  1. Take Public Transport

Rio de Janeiro is an increasingly modern city, and the Olympics are obviously contributing to that rather intensely, so public transport is well-organized, and generally all tourist attractions are well connected. There are two subway lines joining the North and South of the city, where you’ll travel comfortably in climate controlled cars for which you’ll need a single ticket (R$3,70).

You can also take the bus for R$3,80 with lines joining the historical center and the South Zone.

Taxis are another good option for moving through Rio. They’re painted yellow and tend to be quite modern and safe, as they all have a taximeter to prevent any fare-related confusion.

  1. Avoid Large Crowds

We’re not going to lie here: if you’re going to Rio in August 2016, you won’t find yourself alone there. The Wonderful City is expecting half a million foreign tourists to flock by for the 2016 Olympics, so chances are high that you may run into some of your country mates while strolling down the beaches of  Copacabana or visiting the statue of Christ the Redeemer. Besides being overwhelming, large crowds are the perfect setting for nifty pickpockets waiting for you to space out for a second.

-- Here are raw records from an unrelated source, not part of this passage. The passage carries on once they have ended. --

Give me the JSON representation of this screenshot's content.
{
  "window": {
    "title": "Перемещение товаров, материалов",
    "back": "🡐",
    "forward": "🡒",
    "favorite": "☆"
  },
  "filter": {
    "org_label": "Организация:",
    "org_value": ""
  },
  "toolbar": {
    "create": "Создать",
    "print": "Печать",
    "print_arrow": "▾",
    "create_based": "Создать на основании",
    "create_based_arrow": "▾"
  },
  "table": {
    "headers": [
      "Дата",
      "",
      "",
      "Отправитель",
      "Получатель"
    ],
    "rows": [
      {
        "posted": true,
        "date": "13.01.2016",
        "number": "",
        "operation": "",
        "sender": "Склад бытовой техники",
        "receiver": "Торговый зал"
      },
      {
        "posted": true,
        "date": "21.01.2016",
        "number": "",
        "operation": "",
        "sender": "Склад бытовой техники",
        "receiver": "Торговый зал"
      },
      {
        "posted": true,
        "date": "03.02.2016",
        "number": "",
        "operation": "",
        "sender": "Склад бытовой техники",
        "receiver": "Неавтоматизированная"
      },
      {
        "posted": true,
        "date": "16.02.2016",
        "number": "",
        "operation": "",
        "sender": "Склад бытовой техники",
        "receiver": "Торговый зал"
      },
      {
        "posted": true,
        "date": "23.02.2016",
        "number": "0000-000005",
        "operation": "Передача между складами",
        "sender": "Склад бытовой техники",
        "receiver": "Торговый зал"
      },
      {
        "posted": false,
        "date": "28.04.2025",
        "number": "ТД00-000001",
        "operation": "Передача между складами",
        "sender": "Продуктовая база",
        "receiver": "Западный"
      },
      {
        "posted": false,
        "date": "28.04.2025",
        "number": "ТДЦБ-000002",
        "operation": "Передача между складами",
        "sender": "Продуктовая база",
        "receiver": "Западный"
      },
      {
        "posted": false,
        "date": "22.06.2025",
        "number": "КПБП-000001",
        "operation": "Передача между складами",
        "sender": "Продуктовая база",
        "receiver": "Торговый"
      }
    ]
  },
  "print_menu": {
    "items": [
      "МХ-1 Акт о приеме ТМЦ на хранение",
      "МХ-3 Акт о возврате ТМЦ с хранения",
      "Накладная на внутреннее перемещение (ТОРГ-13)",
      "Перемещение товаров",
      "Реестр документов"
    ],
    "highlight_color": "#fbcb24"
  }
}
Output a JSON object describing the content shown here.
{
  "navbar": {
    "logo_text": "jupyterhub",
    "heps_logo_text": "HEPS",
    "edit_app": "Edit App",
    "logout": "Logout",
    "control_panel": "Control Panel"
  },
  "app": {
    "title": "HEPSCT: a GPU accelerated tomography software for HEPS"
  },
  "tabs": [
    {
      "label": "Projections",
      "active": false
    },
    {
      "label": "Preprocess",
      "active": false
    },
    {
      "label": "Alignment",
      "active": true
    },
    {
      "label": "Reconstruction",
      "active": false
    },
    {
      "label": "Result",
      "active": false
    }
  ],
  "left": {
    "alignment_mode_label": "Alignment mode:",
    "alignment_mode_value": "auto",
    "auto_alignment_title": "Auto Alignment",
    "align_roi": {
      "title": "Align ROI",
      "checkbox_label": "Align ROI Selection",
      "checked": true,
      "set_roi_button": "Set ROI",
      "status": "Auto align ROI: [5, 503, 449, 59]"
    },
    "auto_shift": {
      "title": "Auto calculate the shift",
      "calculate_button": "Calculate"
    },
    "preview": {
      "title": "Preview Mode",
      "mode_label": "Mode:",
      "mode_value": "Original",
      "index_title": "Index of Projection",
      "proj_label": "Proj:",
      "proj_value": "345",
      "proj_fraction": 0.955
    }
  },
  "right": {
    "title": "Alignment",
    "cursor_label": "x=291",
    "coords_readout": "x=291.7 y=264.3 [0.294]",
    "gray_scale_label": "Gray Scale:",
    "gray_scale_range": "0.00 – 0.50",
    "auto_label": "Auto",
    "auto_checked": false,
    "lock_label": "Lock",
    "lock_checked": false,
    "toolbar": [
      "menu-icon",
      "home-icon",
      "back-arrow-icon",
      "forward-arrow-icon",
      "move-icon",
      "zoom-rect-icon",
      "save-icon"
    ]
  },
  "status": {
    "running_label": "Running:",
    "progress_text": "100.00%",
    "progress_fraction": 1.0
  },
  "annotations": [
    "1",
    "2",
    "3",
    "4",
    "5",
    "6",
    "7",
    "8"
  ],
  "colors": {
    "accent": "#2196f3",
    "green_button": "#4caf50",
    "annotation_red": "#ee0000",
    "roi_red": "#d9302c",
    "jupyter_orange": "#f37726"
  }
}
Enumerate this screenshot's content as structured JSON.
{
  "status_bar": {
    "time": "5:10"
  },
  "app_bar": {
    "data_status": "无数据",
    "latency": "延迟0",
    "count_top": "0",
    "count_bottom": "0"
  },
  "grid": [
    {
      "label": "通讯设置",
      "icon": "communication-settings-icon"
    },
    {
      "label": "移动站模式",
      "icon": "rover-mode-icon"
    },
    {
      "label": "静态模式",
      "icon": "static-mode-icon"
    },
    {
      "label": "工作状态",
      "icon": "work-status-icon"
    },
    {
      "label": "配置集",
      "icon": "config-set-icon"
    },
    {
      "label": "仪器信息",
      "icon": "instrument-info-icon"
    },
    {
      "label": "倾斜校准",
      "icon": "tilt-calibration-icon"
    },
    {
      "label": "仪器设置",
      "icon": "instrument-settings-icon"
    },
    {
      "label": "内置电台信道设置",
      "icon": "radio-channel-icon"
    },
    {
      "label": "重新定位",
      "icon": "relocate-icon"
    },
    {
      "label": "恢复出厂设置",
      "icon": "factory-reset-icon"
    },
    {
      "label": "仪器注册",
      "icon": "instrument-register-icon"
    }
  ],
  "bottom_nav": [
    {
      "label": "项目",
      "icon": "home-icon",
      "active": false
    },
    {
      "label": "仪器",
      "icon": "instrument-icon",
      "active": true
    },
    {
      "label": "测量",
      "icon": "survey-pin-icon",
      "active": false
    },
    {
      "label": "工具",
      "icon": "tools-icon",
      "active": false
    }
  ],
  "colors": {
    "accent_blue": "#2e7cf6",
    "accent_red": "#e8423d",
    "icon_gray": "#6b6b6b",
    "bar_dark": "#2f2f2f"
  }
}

There’s no magic formula to make the crowds go away but we do have a good tip against that: get up early. If you want to avoid hours of queuing, forget that evening mojito and go to bed early. You’ll be glad you did.

  1. Eat Your Plate Clean

All of Latin America is renowned for its succulent gastronomy. Brazil is one of those places that will stay in your palate’s memory long after your holiday. The mix of African and Portuguese ingredients gives rise to intensely flavored creations.

Rio’s most typical dish is the Feijoada Carioca, a black bean stew with pork, sausage, rice, collard greens, and orange. Churrascos (grilled meats) are also a staple of Brazilian cuisine, as well as acarajé (a sort of deep-fried shrimp sandwich), pamoña, and vatapá or moqueca. You’ll just have to try them all.

  1. Get Carried Away with Brazilian Cheer

Well, you got up at 6am to visit the Christ, the Pão de Açúcar, and the Maracaná Stadium, so you’ve earned that treat at the end of the day: head over to any of the clubs scattered around the city and discover the electro-samba, bossa-jazz or traditional music genres with live music while you sip on an authentic caipirinha.

It’s not for nothing that Rio is known for the most active nightlife in all of South America. So get your samba du Janeiro on!